### REQUIREMENT
The answer must be every line of the data that holds the word "VISION".
-- MATERIAL PROVIDED follows --
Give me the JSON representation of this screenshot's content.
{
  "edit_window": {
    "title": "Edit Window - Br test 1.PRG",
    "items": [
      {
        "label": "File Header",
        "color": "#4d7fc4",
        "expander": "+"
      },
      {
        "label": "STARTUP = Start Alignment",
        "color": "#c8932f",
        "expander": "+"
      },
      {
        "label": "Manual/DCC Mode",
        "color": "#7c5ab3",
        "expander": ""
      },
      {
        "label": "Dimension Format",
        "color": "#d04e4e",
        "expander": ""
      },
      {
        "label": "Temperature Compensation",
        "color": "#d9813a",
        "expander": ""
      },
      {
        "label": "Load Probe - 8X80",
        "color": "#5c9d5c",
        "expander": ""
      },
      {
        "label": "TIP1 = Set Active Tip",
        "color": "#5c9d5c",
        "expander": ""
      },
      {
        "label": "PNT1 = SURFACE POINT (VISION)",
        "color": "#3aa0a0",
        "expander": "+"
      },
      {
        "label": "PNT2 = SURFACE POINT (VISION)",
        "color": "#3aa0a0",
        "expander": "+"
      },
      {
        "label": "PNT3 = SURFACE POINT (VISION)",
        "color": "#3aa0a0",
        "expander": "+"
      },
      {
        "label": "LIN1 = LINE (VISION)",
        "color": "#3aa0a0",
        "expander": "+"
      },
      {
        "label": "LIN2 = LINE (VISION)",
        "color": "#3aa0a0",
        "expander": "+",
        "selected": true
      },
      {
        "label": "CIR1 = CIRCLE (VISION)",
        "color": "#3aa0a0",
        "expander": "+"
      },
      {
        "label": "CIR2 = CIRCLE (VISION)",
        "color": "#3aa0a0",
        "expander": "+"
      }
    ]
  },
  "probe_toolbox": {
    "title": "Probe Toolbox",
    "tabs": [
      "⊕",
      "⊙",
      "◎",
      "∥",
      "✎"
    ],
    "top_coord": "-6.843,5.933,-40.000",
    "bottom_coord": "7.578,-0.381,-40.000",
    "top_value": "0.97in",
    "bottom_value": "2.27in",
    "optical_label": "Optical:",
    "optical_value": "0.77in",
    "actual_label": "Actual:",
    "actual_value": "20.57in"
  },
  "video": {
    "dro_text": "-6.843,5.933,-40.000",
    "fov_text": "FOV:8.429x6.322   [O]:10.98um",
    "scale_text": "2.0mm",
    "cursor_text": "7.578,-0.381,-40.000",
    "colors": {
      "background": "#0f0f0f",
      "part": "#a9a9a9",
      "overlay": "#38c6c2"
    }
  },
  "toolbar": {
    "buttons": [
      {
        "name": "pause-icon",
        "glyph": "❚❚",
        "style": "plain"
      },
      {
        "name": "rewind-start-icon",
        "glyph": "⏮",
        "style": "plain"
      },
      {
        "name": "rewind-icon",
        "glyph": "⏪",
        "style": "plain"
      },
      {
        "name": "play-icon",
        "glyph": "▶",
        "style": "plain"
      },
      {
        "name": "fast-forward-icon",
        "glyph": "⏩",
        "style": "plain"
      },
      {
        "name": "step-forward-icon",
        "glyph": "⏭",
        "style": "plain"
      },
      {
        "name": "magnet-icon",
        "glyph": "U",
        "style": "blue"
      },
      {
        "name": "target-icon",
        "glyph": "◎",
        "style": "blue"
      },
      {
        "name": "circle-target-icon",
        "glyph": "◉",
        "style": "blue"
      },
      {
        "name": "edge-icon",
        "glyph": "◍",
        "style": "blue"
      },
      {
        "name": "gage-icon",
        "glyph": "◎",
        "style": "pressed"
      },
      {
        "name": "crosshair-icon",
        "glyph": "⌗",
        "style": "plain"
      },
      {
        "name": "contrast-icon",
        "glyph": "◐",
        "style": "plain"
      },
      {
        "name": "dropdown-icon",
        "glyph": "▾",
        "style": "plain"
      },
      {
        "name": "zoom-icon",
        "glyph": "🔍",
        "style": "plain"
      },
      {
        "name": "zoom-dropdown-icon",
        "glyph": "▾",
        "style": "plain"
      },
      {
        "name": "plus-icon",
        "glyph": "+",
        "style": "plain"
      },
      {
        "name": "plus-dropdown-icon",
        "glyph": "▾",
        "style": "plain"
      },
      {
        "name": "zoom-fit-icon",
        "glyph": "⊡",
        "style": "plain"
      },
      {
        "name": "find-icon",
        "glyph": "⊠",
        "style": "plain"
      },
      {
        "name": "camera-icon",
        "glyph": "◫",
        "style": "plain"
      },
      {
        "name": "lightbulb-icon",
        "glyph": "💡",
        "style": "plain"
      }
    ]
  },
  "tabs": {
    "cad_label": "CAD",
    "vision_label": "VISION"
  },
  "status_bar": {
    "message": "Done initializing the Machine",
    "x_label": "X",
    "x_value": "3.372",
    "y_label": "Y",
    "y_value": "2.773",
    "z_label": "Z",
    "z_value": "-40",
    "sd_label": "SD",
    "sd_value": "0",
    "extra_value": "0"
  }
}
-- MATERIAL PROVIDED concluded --
### ANSWER FOR THIS EXERCISE
        "label": "PNT1 = SURFACE POINT (VISION)",
        "label": "PNT2 = SURFACE POINT (VISION)",
        "label": "PNT3 = SURFACE POINT (VISION)",
        "label": "LIN1 = LINE (VISION)",
        "label": "LIN2 = LINE (VISION)",
        "label": "CIR1 = CIRCLE (VISION)",
        "label": "CIR2 = CIRCLE (VISION)",
    "vision_label": "VISION"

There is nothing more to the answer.